A business is bacally defined as an enterprising organization or entity actively engaged in commercial, corporate, or industrial activities for profit. Businesses may be either for-profit or non-profitable organizations that conduct purely for the benefit of its members or others. The activities of a business are the products of its imagination and hard work. A business owner can be an individual, a corporation, a partnership, a joint venture, an organization, or a group. Business enterprises may be locally or internationally based with a stake through ownership, investment, shares, loans, or business transactions.
Some businesses are sole proprietorships, meaning that the business owns all the assets while exercising total control over the management and operation of the enterprise. Partnerships are partnerships where one or more partners share in the profits. In a partnership, each partner normally has a profit motive, but there are no restrictions on partners sharing in the profits. A corporation is a form of partnership in which the principal shareholder or owners have voting rights attached to assets, shares, and profits of the company.
Many people confuse sole proprietorships and partnerships with limited liability partnerships (LLPs). These two business structures have important differences and should be considered carefully by any business planning prior to investing time, energy and money in them. For example, an LLC is only open for business owners who are the sole members. Limited liability partnerships are open for anyone who owns a majority interest in the partnership but does not have the same rights as the principal owner.
Both sole proprietorship and partnership are registered with the state as corporations. Sole proprietorships are treated as separate legal entities from the people who own them. They are not, however, required to register with the state as businesses. All United States citizens are automatically entitled to file a tax return as a corporation and are thus treated as corporation owners. Partnerships are subject to taxation at the personal level, although partners may have their personal taxes deferred until they pay the corporate taxes.
The four key takeaways include: effective organization, financial efficiency, structure, and centralization. An effective organization is necessary for a successful business activity. The level of organizational efficiency enables a business to maximize profit through minimizing cost and waste and maximizing revenues at all levels. A financial efficiency strategy allows an organization to reduce costs while maintaining adequate revenue to support growth.

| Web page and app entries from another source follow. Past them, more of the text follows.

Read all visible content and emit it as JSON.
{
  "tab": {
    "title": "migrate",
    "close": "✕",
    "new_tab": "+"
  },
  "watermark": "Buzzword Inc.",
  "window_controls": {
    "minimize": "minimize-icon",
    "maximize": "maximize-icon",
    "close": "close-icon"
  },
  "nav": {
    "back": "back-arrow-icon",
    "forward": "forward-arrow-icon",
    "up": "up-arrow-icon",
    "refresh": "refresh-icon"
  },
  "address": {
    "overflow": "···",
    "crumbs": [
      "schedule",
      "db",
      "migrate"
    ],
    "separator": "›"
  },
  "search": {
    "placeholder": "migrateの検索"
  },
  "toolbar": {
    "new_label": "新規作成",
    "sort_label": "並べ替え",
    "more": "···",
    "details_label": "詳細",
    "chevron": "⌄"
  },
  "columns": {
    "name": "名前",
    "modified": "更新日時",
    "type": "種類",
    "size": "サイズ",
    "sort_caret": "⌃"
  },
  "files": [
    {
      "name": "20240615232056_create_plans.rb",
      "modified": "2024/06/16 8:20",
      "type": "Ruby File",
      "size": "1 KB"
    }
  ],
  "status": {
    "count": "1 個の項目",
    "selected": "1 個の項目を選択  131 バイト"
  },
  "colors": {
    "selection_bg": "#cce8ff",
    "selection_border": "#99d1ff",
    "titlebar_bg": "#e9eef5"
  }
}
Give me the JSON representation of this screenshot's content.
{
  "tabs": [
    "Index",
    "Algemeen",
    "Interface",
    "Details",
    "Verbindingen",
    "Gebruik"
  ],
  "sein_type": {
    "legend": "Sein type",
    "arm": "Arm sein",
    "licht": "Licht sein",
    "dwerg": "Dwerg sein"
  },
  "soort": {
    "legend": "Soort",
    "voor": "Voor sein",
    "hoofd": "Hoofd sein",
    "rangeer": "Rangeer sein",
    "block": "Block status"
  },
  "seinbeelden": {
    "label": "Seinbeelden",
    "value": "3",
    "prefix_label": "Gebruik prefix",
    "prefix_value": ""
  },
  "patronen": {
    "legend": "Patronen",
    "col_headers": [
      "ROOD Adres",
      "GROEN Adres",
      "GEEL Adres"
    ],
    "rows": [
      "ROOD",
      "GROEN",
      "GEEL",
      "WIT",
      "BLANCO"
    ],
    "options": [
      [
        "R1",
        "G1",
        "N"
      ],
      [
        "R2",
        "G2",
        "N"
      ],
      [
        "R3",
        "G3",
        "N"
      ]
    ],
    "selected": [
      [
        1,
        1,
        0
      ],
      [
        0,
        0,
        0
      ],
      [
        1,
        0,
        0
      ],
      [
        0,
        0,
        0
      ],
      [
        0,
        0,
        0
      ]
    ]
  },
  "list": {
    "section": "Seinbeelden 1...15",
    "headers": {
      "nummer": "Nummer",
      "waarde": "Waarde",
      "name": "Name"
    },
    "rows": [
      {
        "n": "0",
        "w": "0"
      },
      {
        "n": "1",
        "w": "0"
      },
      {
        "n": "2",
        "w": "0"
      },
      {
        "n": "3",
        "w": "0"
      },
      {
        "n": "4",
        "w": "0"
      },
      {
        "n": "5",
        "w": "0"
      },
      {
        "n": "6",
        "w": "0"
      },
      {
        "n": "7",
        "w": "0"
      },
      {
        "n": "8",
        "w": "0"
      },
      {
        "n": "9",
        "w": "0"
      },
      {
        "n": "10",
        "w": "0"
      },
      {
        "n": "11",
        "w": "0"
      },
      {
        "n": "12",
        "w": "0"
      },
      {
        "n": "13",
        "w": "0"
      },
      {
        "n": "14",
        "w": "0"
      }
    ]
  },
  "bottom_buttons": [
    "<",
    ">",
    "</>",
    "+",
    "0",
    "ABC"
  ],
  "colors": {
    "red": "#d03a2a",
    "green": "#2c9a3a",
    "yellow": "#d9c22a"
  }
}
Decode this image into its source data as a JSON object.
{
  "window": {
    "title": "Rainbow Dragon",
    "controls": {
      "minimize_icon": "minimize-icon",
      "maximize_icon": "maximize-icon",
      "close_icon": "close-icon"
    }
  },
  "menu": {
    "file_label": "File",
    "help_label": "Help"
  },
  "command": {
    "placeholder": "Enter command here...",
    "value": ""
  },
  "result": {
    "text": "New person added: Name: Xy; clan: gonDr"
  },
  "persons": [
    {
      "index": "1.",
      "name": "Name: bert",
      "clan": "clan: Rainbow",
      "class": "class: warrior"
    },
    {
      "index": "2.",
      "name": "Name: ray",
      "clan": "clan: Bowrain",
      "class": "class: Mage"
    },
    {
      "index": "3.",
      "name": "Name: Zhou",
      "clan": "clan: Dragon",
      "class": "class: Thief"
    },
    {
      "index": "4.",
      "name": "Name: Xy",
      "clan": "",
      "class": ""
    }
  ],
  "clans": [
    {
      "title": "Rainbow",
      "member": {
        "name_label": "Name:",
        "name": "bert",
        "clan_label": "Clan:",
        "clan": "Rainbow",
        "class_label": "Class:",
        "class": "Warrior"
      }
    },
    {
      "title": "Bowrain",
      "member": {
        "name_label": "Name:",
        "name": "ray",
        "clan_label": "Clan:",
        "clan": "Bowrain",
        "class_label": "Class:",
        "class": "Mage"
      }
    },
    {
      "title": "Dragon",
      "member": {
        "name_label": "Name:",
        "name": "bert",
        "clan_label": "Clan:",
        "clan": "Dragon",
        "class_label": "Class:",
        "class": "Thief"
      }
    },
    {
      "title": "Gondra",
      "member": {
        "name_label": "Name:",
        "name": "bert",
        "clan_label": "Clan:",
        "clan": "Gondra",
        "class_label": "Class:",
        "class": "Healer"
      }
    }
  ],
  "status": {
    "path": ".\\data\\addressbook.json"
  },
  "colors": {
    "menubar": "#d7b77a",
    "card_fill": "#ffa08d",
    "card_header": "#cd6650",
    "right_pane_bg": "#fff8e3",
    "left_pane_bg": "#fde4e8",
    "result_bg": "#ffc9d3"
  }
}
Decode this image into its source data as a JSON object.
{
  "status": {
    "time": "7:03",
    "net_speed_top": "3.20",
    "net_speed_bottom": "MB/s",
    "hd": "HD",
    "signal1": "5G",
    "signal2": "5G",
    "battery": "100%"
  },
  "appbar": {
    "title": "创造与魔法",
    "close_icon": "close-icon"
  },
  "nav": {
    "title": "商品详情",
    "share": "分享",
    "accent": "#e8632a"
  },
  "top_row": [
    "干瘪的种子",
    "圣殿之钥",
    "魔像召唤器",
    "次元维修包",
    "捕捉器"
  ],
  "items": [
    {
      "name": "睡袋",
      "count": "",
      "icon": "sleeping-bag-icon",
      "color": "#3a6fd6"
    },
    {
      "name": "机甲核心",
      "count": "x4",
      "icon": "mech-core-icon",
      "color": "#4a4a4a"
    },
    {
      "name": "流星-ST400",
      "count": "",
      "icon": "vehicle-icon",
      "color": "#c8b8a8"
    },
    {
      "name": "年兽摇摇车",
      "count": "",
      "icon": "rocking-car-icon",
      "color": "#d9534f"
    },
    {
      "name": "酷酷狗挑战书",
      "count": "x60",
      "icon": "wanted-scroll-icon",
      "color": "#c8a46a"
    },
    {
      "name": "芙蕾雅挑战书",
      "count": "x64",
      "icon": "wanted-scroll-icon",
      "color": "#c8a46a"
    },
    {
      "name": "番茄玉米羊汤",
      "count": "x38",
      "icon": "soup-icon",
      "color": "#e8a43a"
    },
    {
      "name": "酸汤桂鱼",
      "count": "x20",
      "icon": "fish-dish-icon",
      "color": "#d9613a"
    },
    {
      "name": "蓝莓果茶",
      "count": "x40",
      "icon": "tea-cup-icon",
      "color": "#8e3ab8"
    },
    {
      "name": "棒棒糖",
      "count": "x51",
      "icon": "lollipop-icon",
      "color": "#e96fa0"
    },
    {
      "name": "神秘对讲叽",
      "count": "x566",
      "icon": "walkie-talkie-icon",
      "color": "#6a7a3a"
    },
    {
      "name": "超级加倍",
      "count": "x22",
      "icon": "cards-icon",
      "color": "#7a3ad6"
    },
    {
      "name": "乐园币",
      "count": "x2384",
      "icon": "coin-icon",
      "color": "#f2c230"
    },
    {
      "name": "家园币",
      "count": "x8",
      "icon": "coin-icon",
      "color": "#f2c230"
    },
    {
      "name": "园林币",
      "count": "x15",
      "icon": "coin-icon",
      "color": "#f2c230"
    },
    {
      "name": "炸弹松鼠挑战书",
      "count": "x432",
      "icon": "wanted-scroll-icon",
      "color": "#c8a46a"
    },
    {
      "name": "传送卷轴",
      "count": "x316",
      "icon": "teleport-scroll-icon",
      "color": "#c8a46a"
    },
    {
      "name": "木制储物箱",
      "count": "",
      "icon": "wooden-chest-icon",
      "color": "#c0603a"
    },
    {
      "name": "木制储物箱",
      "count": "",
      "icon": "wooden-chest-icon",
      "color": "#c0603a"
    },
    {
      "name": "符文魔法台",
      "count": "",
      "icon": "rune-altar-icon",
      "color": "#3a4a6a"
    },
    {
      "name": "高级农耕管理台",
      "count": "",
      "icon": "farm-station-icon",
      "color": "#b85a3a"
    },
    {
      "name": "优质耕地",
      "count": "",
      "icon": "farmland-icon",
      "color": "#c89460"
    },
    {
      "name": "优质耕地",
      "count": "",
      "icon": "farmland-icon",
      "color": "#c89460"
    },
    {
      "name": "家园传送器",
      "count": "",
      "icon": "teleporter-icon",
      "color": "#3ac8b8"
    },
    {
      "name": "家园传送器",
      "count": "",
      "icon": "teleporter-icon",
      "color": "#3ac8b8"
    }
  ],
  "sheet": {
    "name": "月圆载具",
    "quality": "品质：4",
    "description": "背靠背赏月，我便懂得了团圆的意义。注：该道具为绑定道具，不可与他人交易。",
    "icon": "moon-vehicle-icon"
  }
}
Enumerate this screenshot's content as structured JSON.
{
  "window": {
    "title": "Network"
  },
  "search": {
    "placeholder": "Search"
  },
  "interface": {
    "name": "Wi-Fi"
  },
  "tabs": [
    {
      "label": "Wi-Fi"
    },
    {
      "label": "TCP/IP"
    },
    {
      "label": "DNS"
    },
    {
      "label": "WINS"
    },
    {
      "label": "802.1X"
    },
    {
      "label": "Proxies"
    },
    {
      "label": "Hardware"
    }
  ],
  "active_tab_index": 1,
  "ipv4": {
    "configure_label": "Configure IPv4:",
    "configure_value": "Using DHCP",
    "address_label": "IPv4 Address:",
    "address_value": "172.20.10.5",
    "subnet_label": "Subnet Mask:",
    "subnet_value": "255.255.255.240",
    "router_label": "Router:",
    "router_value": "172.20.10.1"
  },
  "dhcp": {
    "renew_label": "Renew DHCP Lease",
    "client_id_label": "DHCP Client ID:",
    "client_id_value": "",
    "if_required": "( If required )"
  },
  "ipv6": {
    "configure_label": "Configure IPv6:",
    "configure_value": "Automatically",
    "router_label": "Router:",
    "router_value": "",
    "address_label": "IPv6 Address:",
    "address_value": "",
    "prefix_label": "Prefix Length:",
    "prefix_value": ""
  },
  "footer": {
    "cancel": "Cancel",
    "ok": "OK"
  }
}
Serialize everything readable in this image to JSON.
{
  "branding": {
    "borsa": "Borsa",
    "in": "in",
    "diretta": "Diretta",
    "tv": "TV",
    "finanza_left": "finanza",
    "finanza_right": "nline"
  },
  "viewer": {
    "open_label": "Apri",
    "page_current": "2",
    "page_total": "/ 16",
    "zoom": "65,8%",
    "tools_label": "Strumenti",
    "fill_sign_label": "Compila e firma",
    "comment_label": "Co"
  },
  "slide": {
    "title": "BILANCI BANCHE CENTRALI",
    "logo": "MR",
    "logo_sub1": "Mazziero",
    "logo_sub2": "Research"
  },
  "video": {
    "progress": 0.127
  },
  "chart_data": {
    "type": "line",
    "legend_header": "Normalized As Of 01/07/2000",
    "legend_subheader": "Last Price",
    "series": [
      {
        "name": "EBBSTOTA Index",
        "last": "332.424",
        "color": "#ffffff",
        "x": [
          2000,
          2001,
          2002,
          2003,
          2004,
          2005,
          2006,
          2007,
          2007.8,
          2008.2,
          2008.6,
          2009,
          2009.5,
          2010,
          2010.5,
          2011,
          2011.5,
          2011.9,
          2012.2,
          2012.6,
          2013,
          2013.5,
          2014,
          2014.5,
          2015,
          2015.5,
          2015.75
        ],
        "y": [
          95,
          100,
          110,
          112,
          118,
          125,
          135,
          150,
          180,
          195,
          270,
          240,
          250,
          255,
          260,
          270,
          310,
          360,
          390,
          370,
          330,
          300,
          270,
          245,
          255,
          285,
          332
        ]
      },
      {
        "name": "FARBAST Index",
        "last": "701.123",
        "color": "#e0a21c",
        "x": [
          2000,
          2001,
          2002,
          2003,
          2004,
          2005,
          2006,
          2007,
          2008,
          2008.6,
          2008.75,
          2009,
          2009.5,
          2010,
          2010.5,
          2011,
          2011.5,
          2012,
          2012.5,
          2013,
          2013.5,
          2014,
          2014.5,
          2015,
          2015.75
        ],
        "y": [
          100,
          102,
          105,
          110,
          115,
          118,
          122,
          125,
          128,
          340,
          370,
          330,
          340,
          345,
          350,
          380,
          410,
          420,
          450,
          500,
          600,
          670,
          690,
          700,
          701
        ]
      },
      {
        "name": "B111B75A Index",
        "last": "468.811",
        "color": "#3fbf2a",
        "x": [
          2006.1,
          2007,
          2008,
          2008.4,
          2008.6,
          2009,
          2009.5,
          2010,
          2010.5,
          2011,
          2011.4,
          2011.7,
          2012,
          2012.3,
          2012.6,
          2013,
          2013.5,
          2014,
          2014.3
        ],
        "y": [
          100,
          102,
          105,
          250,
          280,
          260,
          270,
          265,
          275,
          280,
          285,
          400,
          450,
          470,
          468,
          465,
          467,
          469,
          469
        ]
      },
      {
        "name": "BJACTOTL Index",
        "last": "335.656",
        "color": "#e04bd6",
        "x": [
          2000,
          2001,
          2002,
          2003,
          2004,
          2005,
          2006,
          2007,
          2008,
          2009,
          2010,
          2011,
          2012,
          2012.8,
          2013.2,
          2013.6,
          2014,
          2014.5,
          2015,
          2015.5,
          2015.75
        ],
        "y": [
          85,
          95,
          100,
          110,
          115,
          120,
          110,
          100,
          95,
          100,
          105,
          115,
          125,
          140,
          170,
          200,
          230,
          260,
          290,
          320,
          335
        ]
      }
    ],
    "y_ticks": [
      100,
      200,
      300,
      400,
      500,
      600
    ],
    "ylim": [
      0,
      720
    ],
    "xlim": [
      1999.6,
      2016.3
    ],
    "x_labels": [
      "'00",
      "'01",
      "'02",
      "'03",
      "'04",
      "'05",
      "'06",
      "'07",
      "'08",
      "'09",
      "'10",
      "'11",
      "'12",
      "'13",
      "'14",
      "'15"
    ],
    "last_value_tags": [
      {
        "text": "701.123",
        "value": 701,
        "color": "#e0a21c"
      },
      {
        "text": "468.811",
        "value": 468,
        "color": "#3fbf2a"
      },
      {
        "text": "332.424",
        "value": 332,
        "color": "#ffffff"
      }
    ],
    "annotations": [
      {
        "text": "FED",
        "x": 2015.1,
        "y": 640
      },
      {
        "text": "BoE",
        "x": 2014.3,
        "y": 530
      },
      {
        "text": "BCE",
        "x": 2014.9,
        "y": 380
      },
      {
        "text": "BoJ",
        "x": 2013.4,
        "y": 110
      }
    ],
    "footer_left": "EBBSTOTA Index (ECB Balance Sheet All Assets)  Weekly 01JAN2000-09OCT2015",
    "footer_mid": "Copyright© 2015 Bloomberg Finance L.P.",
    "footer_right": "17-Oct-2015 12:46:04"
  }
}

On the other hand, a good structure enables partners to have a vested interest in the growth and management of the company. A well-built business structure provides a means of centralization of resources for better overall management and control. Limited liability partnerships (LLPs) and corporations provide additional advantages that are particularly useful to new ventures. Limited liability partnerships may be used to create a hybrid entity structure, a structure that combines the benefits of a partnership and the advantages of a corporation.